AVAILABLE DATA section start

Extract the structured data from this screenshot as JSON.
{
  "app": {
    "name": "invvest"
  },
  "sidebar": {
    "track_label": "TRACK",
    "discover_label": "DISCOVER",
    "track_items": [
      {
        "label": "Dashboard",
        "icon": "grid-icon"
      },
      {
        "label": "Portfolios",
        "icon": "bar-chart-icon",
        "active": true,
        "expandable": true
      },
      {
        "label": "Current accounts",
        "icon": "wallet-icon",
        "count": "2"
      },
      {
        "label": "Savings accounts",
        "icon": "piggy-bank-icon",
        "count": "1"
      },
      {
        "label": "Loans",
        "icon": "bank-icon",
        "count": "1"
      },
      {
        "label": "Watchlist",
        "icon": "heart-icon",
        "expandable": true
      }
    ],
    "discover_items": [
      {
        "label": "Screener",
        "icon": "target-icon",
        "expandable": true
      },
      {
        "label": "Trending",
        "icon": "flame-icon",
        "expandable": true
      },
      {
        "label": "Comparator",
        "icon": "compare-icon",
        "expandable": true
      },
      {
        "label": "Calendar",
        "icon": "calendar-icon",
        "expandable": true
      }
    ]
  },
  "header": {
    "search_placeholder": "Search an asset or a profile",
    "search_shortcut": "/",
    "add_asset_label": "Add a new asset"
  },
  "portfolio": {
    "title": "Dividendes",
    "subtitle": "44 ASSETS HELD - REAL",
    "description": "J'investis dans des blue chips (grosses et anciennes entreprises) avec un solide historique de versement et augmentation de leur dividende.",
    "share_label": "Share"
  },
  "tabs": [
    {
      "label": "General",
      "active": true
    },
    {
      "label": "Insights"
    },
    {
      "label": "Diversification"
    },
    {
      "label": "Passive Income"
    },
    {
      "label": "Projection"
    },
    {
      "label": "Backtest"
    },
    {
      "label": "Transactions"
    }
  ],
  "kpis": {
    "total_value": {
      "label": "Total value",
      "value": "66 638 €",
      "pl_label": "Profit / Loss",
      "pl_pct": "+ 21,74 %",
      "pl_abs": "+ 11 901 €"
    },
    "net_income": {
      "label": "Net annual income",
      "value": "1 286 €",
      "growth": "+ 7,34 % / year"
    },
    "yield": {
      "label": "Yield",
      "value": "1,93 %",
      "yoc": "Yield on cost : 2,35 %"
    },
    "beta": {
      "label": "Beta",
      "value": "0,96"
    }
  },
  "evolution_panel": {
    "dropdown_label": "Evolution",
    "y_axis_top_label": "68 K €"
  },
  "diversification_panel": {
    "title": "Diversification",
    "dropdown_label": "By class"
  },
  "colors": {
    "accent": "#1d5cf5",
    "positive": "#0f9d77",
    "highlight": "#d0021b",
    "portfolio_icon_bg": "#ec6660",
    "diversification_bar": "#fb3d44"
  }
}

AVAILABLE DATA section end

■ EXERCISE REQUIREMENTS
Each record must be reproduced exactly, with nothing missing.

■ REPLY TO THE EXERCISE
Extract the structured data from this screenshot as JSON.
{
  "app": {
    "name": "invvest"
  },
  "sidebar": {
    "track_label": "TRACK",
    "discover_label": "DISCOVER",
    "track_items": [
      {
        "label": "Dashboard",
        "icon": "grid-icon"
      },
      {
        "label": "Portfolios",
        "icon": "bar-chart-icon",
        "active": true,
        "expandable": true
      },
      {
        "label": "Current accounts",
        "icon": "wallet-icon",
        "count": "2"
      },
      {
        "label": "Savings accounts",
        "icon": "piggy-bank-icon",
        "count": "1"
      },
      {
        "label": "Loans",
        "icon": "bank-icon",
        "count": "1"
      },
      {
        "label": "Watchlist",
        "icon": "heart-icon",
        "expandable": true
      }
    ],
    "discover_items": [
      {
        "label": "Screener",
        "icon": "target-icon",
        "expandable": true
      },
      {
        "label": "Trending",
        "icon": "flame-icon",
        "expandable": true
      },
      {
        "label": "Comparator",
        "icon": "compare-icon",
        "expandable": true
      },
      {
        "label": "Calendar",
        "icon": "calendar-icon",
        "expandable": true
      }
    ]
  },
  "header": {
    "search_placeholder": "Search an asset or a profile",
    "search_shortcut": "/",
    "add_asset_label": "Add a new asset"
  },
  "portfolio": {
    "title": "Dividendes",
    "subtitle": "44 ASSETS HELD - REAL",
    "description": "J'investis dans des blue chips (grosses et anciennes entreprises) avec un solide historique de versement et augmentation de leur dividende.",
    "share_label": "Share"
  },
  "tabs": [
    {
      "label": "General",
      "active": true
    },
    {
      "label": "Insights"
    },
    {
      "label": "Diversification"
    },
    {
      "label": "Passive Income"
    },
    {
      "label": "Projection"
    },
    {
      "label": "Backtest"
    },
    {
      "label": "Transactions"
    }
  ],
  "kpis": {
    "total_value": {
      "label": "Total value",
      "value": "66 638 €",
      "pl_label": "Profit / Loss",
      "pl_pct": "+ 21,74 %",
      "pl_abs": "+ 11 901 €"
    },
    "net_income": {
      "label": "Net annual income",
      "value": "1 286 €",
      "growth": "+ 7,34 % / year"
    },
    "yield": {
      "label": "Yield",
      "value": "1,93 %",
      "yoc": "Yield on cost : 2,35 %"
    },
    "beta": {
      "label": "Beta",
      "value": "0,96"
    }
  },
  "evolution_panel": {
    "dropdown_label": "Evolution",
    "y_axis_top_label": "68 K €"
  },
  "diversification_panel": {
    "title": "Diversification",
    "dropdown_label": "By class"
  },
  "colors": {
    "accent": "#1d5cf5",
    "positive": "#0f9d77",
    "highlight": "#d0021b",
    "portfolio_icon_bg": "#ec6660",
    "diversification_bar": "#fb3d44"
  }
}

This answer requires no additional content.